On today's date, February 9th, in 1971, Leroy “Satchel” Paige became the first Negro League baseball player to be nominated for the Baseball Hall of Fame! In 1971 Paige became, a pitching legend who was known for his fastball, and showmanship. He was also known for the longevity of his playing career, that spanned five decades when he was inducted into the hall of fame.

Paige earned his nickname, Satchel, as a boy because he used to earn money carrying passengers’ bags at the local train station. Baseball was a segregated sport when Paige started playing baseball in the 1920s. He spent the majority of his career pitching for Negro League teams. During the winter he pitched for teams in the Caribbean, Central America, and South America. He pitched an estimated 2,500 games. He also had 300 shut-outs, and 55 no-hitters. 

In 1947 Jackie Robinson broke the color barrier and became the first African American to play in the Major Leagues. The following year Paige also entered the MLB when he signed with the Cleveland Indians, and became baseball’s oldest rookie at the age of 42. He helped the Indians win the pennant that year and later played for the St. Louis Browns and Kansas City A’s.

Paige retired from the majors in 1953, but returned in 1965 to pitch three innings for the Kansas City A’s. He was 59 at the time, making him the oldest person ever to play in the Major Leagues. 
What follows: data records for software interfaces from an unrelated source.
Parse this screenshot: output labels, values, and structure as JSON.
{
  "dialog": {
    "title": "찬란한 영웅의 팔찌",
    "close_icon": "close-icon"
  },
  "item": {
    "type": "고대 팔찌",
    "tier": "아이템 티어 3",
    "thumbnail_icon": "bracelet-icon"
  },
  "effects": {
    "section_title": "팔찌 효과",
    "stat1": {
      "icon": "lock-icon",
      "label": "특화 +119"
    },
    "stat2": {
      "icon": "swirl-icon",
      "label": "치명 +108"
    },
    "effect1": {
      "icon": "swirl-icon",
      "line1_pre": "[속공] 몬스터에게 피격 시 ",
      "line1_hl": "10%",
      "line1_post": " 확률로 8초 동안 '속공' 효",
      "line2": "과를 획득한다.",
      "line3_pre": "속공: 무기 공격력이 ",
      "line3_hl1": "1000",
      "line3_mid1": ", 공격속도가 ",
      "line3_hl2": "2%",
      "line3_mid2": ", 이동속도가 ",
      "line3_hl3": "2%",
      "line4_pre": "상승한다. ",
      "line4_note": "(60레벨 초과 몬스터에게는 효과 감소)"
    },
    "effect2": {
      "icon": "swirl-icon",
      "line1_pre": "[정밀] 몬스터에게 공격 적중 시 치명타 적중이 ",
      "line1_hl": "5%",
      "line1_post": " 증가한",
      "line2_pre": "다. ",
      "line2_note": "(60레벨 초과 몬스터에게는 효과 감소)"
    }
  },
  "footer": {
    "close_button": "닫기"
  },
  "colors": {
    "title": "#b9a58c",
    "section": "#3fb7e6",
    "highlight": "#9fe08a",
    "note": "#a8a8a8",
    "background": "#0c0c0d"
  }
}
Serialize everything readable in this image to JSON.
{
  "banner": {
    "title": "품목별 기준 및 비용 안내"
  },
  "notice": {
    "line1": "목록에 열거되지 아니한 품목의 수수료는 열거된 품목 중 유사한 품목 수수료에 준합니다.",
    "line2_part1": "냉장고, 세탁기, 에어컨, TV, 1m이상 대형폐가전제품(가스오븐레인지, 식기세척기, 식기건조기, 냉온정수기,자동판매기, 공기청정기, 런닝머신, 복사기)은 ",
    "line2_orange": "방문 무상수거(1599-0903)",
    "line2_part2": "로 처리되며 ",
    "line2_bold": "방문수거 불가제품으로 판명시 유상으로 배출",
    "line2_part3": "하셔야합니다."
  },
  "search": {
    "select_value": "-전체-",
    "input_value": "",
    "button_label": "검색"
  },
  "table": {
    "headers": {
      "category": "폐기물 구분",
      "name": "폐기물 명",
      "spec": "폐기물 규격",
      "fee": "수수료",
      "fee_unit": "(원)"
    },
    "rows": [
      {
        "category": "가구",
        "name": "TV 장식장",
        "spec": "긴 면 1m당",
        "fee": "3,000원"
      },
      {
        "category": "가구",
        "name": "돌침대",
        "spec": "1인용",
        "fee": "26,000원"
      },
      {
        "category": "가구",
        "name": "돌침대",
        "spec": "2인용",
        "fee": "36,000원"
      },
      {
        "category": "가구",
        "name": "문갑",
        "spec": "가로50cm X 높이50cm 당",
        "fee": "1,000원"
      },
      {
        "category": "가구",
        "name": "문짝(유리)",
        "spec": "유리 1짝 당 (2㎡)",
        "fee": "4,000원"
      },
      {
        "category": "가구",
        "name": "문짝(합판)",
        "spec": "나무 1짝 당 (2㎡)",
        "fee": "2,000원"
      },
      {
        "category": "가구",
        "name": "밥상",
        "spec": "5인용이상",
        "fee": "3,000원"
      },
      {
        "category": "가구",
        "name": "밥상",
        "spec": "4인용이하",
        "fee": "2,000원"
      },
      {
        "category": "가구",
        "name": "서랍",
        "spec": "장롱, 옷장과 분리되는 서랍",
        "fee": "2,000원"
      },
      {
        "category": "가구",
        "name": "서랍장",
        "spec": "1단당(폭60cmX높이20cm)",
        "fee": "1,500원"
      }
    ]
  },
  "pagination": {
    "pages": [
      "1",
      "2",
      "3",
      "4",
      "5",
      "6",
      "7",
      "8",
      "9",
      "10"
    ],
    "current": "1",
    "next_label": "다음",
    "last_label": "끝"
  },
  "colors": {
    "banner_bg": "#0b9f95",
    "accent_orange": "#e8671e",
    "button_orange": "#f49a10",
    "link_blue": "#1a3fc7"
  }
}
He died June 8, 1982, in Kansas City, Missouri.

Published by Robert Stone